[[ Record excerpts, beginning ]]
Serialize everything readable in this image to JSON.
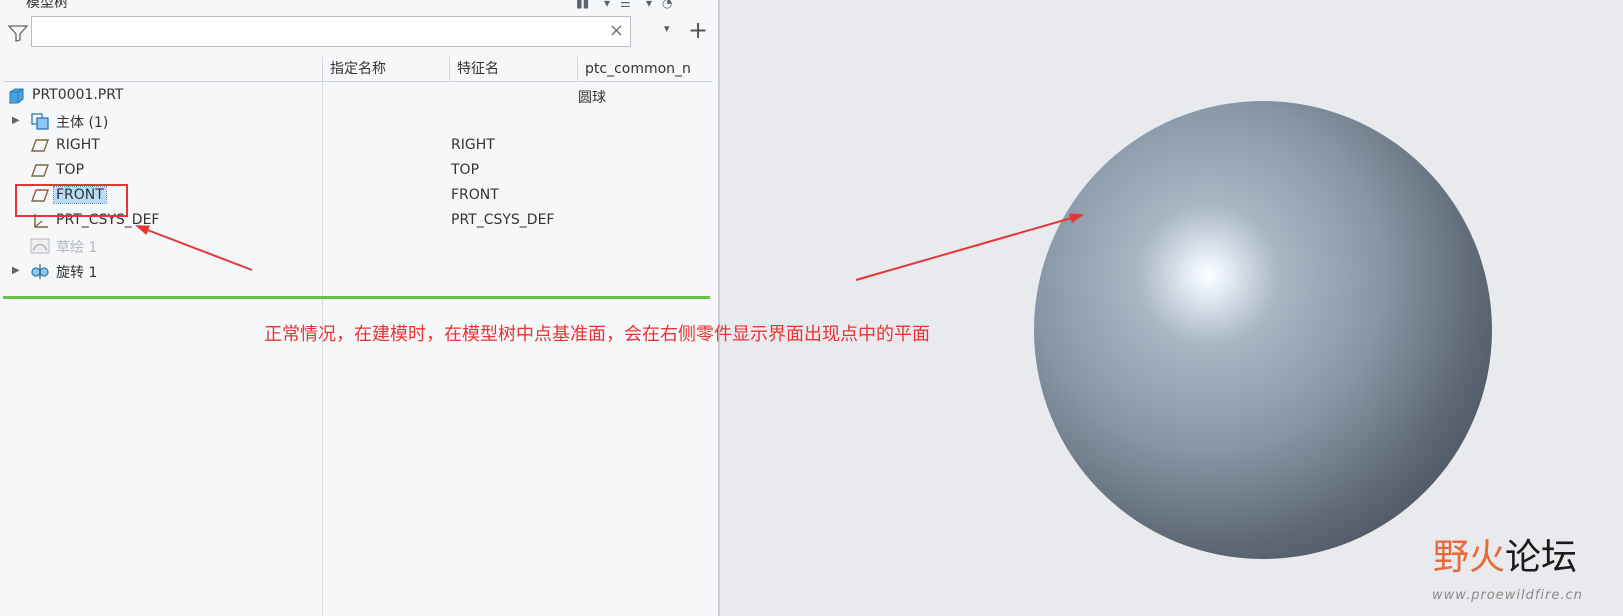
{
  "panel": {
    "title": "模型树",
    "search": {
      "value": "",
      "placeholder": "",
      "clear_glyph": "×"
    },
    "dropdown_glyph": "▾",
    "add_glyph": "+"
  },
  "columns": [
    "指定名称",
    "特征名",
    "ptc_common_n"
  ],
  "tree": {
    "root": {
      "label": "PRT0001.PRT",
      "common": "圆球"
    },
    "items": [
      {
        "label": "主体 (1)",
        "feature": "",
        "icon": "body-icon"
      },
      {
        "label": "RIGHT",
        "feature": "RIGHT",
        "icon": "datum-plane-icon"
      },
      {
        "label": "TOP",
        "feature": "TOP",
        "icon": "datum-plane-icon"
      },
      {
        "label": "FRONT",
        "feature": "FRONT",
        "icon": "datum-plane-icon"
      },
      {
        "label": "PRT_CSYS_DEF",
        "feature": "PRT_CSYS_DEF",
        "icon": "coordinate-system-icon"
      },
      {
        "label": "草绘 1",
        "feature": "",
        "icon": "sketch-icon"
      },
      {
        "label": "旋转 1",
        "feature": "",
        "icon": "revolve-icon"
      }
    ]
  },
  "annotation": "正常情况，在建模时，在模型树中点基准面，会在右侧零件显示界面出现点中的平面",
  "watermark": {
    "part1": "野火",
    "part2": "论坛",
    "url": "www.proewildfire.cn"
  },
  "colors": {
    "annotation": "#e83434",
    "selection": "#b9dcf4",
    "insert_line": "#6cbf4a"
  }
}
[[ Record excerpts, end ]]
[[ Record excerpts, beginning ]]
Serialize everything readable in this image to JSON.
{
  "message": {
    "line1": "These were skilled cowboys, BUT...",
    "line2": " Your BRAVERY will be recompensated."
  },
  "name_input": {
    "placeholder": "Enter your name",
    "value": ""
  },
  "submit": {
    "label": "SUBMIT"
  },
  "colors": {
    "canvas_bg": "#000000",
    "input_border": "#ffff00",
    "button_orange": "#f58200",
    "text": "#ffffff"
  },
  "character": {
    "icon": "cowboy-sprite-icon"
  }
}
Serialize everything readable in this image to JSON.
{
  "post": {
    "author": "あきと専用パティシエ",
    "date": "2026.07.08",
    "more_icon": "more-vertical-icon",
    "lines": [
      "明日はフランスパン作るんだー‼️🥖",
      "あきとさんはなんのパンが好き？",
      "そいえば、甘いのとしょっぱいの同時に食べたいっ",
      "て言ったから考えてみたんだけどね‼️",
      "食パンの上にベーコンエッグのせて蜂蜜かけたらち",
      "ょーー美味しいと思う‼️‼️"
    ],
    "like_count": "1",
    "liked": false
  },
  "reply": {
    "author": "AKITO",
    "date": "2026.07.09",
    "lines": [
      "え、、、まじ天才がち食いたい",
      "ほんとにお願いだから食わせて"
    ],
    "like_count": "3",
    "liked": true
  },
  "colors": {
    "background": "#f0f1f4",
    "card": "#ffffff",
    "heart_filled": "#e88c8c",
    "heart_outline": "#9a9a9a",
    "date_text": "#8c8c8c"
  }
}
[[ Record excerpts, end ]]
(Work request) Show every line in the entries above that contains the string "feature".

(Solution below)
        "feature": "",
        "feature": "RIGHT",
        "feature": "TOP",
        "feature": "FRONT",
        "feature": "PRT_CSYS_DEF",
        "feature": "",
        "feature": "",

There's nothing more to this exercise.